### [Data provided]

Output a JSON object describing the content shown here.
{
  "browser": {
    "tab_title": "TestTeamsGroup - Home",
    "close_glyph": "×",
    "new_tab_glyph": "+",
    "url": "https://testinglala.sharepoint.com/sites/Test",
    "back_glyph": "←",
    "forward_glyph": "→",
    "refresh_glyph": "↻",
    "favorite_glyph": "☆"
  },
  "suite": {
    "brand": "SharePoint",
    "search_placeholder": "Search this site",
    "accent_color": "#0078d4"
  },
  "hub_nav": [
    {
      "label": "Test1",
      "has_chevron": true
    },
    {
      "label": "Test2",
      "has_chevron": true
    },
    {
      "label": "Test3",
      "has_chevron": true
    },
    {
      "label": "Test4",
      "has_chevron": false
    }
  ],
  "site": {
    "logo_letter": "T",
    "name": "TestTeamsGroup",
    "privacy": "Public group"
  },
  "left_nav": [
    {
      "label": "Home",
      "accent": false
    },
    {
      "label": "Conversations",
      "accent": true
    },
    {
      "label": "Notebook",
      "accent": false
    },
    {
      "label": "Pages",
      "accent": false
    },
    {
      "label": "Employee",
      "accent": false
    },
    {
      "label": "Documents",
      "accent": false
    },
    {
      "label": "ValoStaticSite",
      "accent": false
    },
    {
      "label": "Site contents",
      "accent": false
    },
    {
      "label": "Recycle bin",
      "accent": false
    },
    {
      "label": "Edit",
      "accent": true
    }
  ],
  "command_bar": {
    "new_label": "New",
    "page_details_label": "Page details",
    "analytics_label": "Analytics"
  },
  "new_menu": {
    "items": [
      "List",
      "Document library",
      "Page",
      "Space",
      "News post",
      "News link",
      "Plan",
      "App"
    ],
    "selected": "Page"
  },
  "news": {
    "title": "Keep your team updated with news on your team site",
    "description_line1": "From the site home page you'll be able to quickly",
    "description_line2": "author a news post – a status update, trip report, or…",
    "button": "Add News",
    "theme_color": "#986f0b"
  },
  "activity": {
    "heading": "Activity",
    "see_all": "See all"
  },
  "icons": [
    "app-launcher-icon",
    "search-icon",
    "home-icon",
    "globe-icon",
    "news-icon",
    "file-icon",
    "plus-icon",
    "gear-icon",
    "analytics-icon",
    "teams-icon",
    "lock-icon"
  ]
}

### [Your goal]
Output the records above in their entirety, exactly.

### [Exercise result]
Output a JSON object describing the content shown here.
{
  "browser": {
    "tab_title": "TestTeamsGroup - Home",
    "close_glyph": "×",
    "new_tab_glyph": "+",
    "url": "https://testinglala.sharepoint.com/sites/Test",
    "back_glyph": "←",
    "forward_glyph": "→",
    "refresh_glyph": "↻",
    "favorite_glyph": "☆"
  },
  "suite": {
    "brand": "SharePoint",
    "search_placeholder": "Search this site",
    "accent_color": "#0078d4"
  },
  "hub_nav": [
    {
      "label": "Test1",
      "has_chevron": true
    },
    {
      "label": "Test2",
      "has_chevron": true
    },
    {
      "label": "Test3",
      "has_chevron": true
    },
    {
      "label": "Test4",
      "has_chevron": false
    }
  ],
  "site": {
    "logo_letter": "T",
    "name": "TestTeamsGroup",
    "privacy": "Public group"
  },
  "left_nav": [
    {
      "label": "Home",
      "accent": false
    },
    {
      "label": "Conversations",
      "accent": true
    },
    {
      "label": "Notebook",
      "accent": false
    },
    {
      "label": "Pages",
      "accent": false
    },
    {
      "label": "Employee",
      "accent": false
    },
    {
      "label": "Documents",
      "accent": false
    },
    {
      "label": "ValoStaticSite",
      "accent": false
    },
    {
      "label": "Site contents",
      "accent": false
    },
    {
      "label": "Recycle bin",
      "accent": false
    },
    {
      "label": "Edit",
      "accent": true
    }
  ],
  "command_bar": {
    "new_label": "New",
    "page_details_label": "Page details",
    "analytics_label": "Analytics"
  },
  "new_menu": {
    "items": [
      "List",
      "Document library",
      "Page",
      "Space",
      "News post",
      "News link",
      "Plan",
      "App"
    ],
    "selected": "Page"
  },
  "news": {
    "title": "Keep your team updated with news on your team site",
    "description_line1": "From the site home page you'll be able to quickly",
    "description_line2": "author a news post – a status update, trip report, or…",
    "button": "Add News",
    "theme_color": "#986f0b"
  },
  "activity": {
    "heading": "Activity",
    "see_all": "See all"
  },
  "icons": [
    "app-launcher-icon",
    "search-icon",
    "home-icon",
    "globe-icon",
    "news-icon",
    "file-icon",
    "plus-icon",
    "gear-icon",
    "analytics-icon",
    "teams-icon",
    "lock-icon"
  ]
}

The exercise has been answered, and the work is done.